#### [ACTION ITEM]
Among the lines below, count those with "message". Give only the number.

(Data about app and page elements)
━━━━━━━━━━━━━━━━━━━━━━━━━━━━━━

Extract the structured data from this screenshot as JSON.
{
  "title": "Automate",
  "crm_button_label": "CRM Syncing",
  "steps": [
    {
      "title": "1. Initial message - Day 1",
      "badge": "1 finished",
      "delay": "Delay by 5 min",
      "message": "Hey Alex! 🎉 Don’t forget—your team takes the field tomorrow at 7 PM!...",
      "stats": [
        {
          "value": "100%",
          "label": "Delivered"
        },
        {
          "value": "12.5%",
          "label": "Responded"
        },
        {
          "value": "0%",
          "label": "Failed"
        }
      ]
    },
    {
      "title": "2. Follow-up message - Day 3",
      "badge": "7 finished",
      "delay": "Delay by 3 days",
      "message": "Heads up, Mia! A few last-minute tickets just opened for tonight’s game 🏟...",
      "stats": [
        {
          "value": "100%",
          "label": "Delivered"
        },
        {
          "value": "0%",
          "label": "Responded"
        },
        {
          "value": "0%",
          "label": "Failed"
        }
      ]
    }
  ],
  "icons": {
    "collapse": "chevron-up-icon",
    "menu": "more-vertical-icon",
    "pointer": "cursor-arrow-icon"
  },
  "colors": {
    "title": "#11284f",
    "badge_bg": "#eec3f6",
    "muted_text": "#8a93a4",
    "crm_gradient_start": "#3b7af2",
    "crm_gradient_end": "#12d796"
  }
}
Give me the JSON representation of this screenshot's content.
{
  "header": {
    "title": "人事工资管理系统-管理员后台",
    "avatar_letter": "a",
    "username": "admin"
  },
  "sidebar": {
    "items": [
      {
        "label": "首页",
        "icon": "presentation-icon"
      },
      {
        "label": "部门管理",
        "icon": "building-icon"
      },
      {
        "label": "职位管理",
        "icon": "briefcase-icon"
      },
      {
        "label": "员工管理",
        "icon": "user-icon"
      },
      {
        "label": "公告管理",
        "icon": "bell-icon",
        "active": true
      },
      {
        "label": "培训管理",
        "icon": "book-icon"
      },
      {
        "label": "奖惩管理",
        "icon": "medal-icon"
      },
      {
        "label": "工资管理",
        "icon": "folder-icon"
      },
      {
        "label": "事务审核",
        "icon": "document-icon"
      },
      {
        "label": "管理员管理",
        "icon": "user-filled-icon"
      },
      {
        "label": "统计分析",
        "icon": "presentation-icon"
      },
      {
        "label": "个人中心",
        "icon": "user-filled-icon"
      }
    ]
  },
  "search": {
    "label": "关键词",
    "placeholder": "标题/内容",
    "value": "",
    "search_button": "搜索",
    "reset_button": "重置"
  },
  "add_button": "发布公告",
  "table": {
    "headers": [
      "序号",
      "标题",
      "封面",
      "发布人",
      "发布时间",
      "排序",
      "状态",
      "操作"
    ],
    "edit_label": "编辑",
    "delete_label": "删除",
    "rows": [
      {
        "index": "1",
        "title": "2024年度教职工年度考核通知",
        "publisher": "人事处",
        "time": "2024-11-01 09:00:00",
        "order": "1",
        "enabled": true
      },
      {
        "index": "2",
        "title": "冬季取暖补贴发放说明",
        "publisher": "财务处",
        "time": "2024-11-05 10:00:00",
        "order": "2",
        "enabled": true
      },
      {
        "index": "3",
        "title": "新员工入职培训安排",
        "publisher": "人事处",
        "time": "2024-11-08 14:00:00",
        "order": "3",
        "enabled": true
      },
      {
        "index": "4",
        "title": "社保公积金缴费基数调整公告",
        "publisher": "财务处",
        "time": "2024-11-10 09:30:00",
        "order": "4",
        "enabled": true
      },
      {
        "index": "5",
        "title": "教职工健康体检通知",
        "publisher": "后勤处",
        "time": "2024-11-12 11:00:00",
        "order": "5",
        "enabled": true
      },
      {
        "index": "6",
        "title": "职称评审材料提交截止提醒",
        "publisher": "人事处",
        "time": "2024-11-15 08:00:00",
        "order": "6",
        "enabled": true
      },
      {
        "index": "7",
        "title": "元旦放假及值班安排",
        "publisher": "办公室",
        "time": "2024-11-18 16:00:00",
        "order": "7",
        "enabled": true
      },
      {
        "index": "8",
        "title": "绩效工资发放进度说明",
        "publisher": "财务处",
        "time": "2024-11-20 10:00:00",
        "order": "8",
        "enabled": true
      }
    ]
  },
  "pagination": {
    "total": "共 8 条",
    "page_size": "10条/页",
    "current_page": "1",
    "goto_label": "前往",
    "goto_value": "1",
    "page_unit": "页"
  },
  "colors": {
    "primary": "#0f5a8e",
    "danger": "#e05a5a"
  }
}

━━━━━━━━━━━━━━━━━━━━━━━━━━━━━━

#### [ANSWER]
4